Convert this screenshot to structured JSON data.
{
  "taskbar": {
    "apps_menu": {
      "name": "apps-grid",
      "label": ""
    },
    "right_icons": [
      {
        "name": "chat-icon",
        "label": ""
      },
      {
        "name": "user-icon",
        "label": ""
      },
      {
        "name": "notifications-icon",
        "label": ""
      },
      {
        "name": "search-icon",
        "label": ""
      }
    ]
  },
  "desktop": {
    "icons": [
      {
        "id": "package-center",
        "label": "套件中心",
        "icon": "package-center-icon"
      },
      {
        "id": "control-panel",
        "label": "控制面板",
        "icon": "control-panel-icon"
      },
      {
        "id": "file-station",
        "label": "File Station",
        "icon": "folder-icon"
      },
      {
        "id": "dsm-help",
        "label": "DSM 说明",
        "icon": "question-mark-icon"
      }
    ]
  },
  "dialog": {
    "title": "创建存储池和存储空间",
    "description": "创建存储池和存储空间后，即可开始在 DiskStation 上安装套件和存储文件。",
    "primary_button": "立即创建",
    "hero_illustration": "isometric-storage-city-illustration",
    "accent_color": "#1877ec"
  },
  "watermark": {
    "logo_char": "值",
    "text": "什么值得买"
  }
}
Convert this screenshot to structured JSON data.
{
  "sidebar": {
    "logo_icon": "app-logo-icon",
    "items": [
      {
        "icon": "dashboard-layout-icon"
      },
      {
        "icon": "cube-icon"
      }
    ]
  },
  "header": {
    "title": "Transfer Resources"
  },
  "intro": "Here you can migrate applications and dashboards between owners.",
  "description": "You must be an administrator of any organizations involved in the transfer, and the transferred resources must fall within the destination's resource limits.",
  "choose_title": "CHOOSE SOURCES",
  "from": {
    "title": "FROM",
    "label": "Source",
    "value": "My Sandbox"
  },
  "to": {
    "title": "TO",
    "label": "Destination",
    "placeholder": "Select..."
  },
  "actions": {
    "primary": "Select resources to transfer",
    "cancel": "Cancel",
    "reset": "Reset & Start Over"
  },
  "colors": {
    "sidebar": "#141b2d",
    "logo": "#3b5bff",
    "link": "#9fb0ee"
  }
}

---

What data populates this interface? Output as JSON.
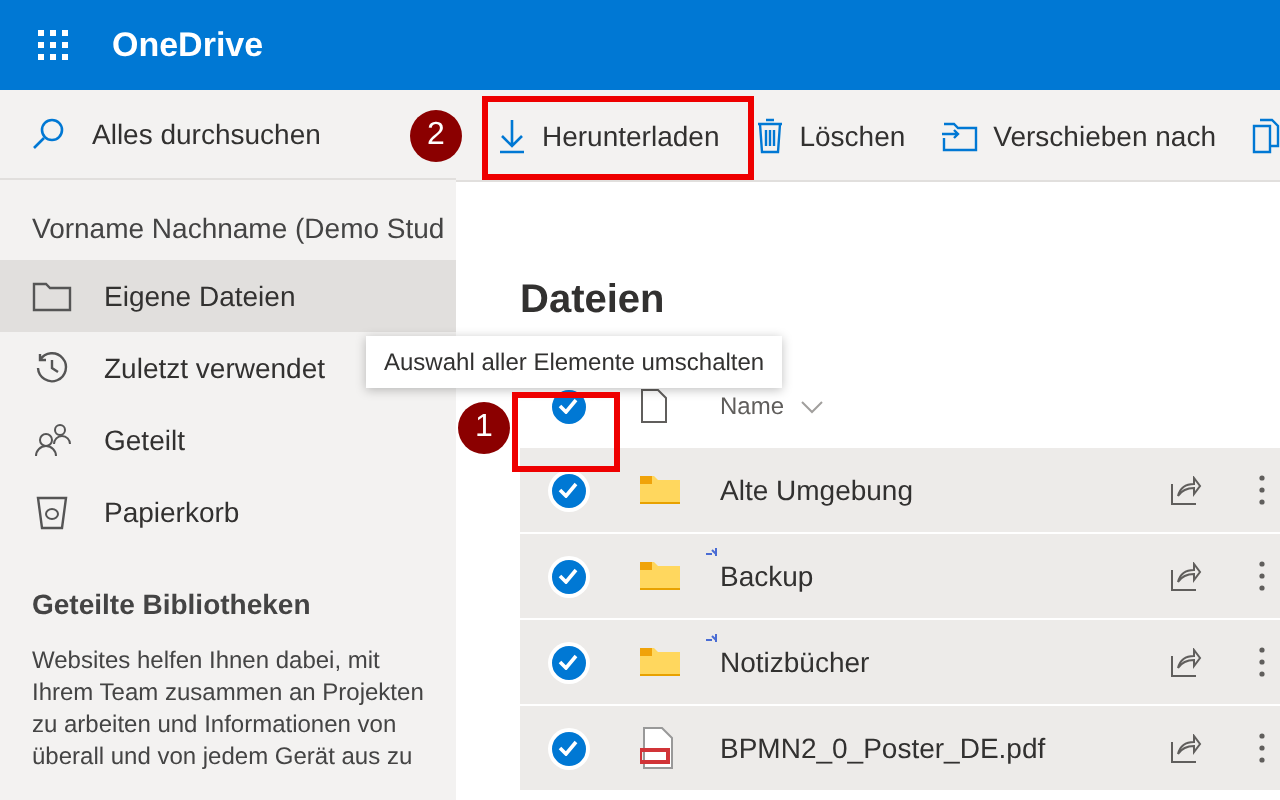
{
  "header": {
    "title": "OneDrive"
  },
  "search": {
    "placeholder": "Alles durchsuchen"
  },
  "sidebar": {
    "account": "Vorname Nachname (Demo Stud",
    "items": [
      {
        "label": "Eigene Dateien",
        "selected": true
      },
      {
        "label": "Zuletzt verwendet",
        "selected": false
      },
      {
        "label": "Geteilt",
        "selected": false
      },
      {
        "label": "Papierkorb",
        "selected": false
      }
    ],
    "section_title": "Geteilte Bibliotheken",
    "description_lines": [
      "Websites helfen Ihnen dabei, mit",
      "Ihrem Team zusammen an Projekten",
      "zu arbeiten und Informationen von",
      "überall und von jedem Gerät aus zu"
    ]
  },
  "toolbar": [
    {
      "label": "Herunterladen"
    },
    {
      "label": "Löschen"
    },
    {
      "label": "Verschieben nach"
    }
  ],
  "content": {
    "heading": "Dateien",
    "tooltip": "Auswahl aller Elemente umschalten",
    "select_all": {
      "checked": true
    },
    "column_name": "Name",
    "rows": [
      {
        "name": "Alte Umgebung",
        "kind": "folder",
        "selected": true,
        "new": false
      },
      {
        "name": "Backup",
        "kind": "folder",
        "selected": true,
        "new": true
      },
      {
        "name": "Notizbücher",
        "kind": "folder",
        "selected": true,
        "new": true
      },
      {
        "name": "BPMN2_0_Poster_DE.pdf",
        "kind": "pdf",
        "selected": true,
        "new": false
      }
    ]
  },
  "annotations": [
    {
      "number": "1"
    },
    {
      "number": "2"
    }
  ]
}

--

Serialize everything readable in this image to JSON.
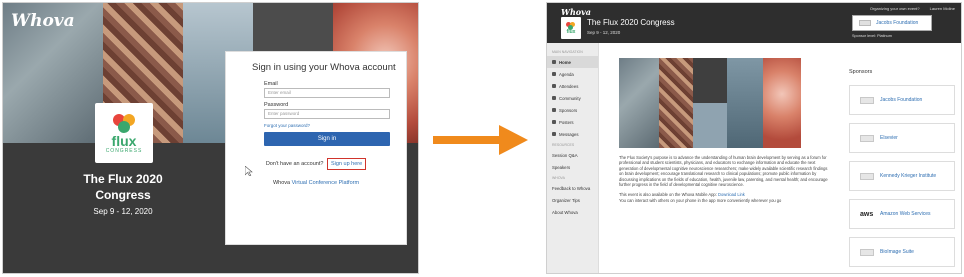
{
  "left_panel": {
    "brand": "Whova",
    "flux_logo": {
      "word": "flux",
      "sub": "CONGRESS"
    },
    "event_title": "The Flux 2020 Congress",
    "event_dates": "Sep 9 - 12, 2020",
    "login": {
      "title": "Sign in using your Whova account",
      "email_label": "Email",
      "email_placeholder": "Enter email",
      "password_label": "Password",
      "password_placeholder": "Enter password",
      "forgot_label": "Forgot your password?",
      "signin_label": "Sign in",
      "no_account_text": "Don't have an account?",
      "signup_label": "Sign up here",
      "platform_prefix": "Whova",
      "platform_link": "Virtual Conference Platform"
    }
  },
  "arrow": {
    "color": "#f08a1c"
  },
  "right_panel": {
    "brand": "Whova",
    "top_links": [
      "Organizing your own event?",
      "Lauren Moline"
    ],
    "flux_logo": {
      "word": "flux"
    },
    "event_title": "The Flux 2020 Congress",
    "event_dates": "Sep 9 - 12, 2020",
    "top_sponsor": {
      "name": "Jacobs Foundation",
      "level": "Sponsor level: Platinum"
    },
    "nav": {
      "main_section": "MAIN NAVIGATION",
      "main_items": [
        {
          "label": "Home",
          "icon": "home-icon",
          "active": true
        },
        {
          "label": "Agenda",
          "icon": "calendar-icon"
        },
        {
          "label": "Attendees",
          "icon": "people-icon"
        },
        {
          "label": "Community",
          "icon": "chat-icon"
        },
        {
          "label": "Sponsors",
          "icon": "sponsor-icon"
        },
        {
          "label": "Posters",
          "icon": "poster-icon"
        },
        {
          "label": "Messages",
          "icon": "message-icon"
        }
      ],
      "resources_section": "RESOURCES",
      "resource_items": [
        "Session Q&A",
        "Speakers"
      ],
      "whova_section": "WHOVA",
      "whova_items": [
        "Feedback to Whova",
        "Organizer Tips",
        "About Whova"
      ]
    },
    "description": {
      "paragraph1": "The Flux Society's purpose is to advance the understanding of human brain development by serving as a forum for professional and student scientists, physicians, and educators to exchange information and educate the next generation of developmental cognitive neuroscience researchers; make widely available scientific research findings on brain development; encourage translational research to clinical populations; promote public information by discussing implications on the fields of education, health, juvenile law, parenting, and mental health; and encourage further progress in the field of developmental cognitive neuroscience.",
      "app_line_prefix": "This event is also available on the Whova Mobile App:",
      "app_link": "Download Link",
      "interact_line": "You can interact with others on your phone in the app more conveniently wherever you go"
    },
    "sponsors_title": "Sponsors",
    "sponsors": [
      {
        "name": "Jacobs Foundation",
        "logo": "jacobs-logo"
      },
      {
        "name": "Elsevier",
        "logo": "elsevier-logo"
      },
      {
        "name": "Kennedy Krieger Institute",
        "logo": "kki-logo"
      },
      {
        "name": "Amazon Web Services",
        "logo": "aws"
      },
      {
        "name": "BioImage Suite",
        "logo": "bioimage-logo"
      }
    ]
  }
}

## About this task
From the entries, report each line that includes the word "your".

## Answer area
      "title": "Sign in using your Whova account",
      "forgot_label": "Forgot your password?",
      "Organizing your own event?",
      "interact_line": "You can interact with others on your phone in the app more conveniently wherever you go"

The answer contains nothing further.